(Stored data begins)

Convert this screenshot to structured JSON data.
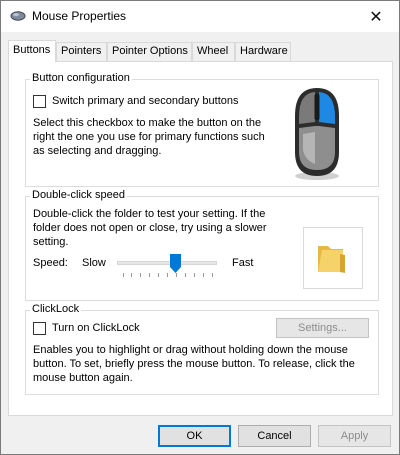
{
  "window": {
    "title": "Mouse Properties",
    "app_icon": "mouse-icon",
    "close_icon": "close-icon",
    "close_glyph": "✕"
  },
  "tabs": [
    {
      "label": "Buttons",
      "active": true
    },
    {
      "label": "Pointers",
      "active": false
    },
    {
      "label": "Pointer Options",
      "active": false
    },
    {
      "label": "Wheel",
      "active": false
    },
    {
      "label": "Hardware",
      "active": false
    }
  ],
  "button_config": {
    "title": "Button configuration",
    "checkbox_label": "Switch primary and secondary buttons",
    "checked": false,
    "description": "Select this checkbox to make the button on the right the one you use for primary functions such as selecting and dragging.",
    "image_icon": "mouse-image-icon",
    "colors": {
      "body": "#555555",
      "highlight": "#1e88e5"
    }
  },
  "double_click": {
    "title": "Double-click speed",
    "description": "Double-click the folder to test your setting. If the folder does not open or close, try using a slower setting.",
    "speed_label": "Speed:",
    "slow_label": "Slow",
    "fast_label": "Fast",
    "speed_level": 0.59,
    "tick_count": 11,
    "test_icon": "folder-icon",
    "colors": {
      "thumb": "#0078d7",
      "folder": "#f5d36a"
    }
  },
  "clicklock": {
    "title": "ClickLock",
    "checkbox_label": "Turn on ClickLock",
    "checked": false,
    "settings_label": "Settings...",
    "settings_enabled": false,
    "description": "Enables you to highlight or drag without holding down the mouse button. To set, briefly press the mouse button. To release, click the mouse button again."
  },
  "footer": {
    "ok_label": "OK",
    "cancel_label": "Cancel",
    "apply_label": "Apply",
    "apply_enabled": false
  },
  "colors": {
    "accent": "#0078d7",
    "window_bg": "#f0f0f0"
  }
}
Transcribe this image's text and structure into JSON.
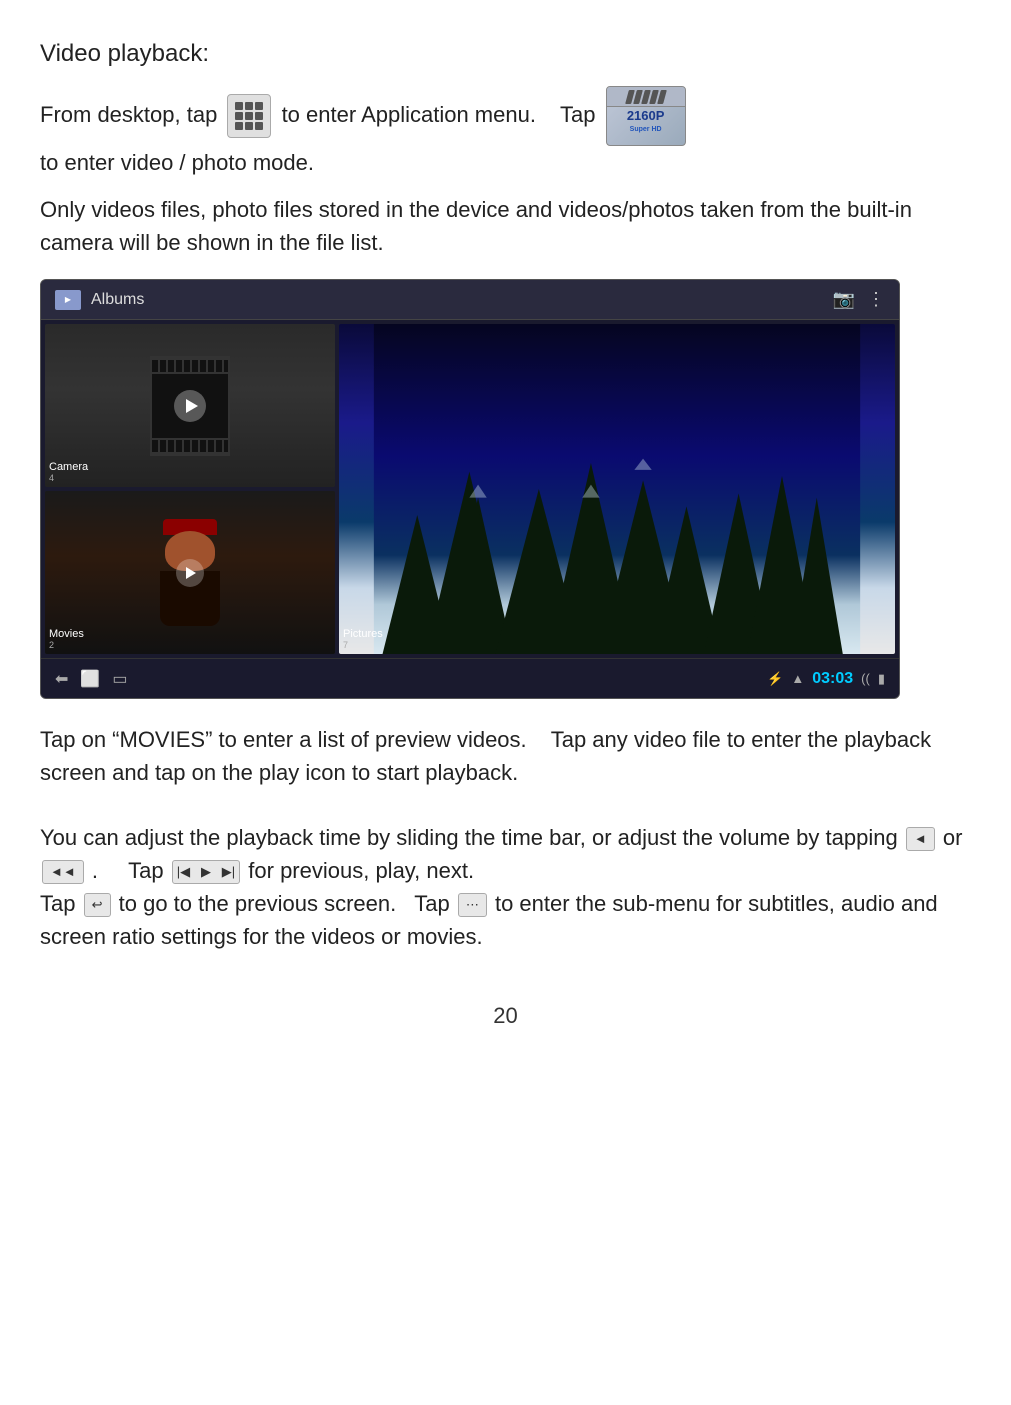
{
  "page": {
    "number": "20",
    "title": "Video playback:"
  },
  "content": {
    "para1_before": "From desktop, tap",
    "para1_after": "to enter Application menu.",
    "para1_tap": "Tap",
    "para1_end": "to enter video / photo mode.",
    "para2": "Only videos files, photo files stored in the device and videos/photos taken from the built-in camera will be shown in the file list.",
    "para3_before": "Tap on “MOVIES” to enter a list of preview videos.",
    "para3_after": "Tap any video file to enter the playback screen and tap on the play icon to start playback.",
    "para4_line1_before": "You can adjust the playback time by sliding the time bar, or adjust the volume by tapping",
    "para4_line1_or": "or",
    "para4_line1_tap": "Tap",
    "para4_line1_for": "for previous, play, next.",
    "para4_line2_before": "Tap",
    "para4_line2_mid": "to go to the previous screen.",
    "para4_line2_tap2": "Tap",
    "para4_line2_end": "to enter the sub-menu for subtitles, audio and screen ratio settings for the videos or movies."
  },
  "album_screen": {
    "title": "Albums",
    "camera_label": "Camera",
    "camera_count": "4",
    "pictures_label": "Pictures",
    "pictures_count": "7",
    "movies_label": "Movies",
    "movies_count": "2",
    "time": "03:03"
  },
  "icons": {
    "grid_icon": "⊞",
    "prev_icon": "◀",
    "next_icon": "▶",
    "play_prev": "⏮",
    "play_next": "⏭",
    "back_icon": "⬅",
    "menu_icon": "⋮",
    "camera_icon": "📷"
  }
}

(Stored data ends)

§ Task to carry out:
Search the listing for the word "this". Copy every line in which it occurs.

§ Expected answer:
Convert this screenshot to structured JSON data.
    "description": "Select this checkbox to make the button on the right the one you use for primary functions such as selecting and dragging.",
Transcribe this image's text and structure into JSON.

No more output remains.